═════ Source records

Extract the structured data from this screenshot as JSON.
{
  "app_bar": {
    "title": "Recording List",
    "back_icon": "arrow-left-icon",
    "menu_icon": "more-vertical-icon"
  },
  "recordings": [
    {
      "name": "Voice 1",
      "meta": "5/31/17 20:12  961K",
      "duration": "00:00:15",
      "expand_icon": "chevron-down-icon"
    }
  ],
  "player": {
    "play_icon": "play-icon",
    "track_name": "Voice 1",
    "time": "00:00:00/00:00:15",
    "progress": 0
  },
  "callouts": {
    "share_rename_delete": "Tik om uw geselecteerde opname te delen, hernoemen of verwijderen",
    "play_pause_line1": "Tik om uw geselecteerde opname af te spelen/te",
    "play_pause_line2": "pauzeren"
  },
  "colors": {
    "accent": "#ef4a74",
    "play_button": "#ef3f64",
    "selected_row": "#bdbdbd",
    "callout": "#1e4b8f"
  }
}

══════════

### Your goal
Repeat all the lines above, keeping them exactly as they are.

### Task result
Extract the structured data from this screenshot as JSON.
{
  "app_bar": {
    "title": "Recording List",
    "back_icon": "arrow-left-icon",
    "menu_icon": "more-vertical-icon"
  },
  "recordings": [
    {
      "name": "Voice 1",
      "meta": "5/31/17 20:12  961K",
      "duration": "00:00:15",
      "expand_icon": "chevron-down-icon"
    }
  ],
  "player": {
    "play_icon": "play-icon",
    "track_name": "Voice 1",
    "time": "00:00:00/00:00:15",
    "progress": 0
  },
  "callouts": {
    "share_rename_delete": "Tik om uw geselecteerde opname te delen, hernoemen of verwijderen",
    "play_pause_line1": "Tik om uw geselecteerde opname af te spelen/te",
    "play_pause_line2": "pauzeren"
  },
  "colors": {
    "accent": "#ef4a74",
    "play_button": "#ef3f64",
    "selected_row": "#bdbdbd",
    "callout": "#1e4b8f"
  }
}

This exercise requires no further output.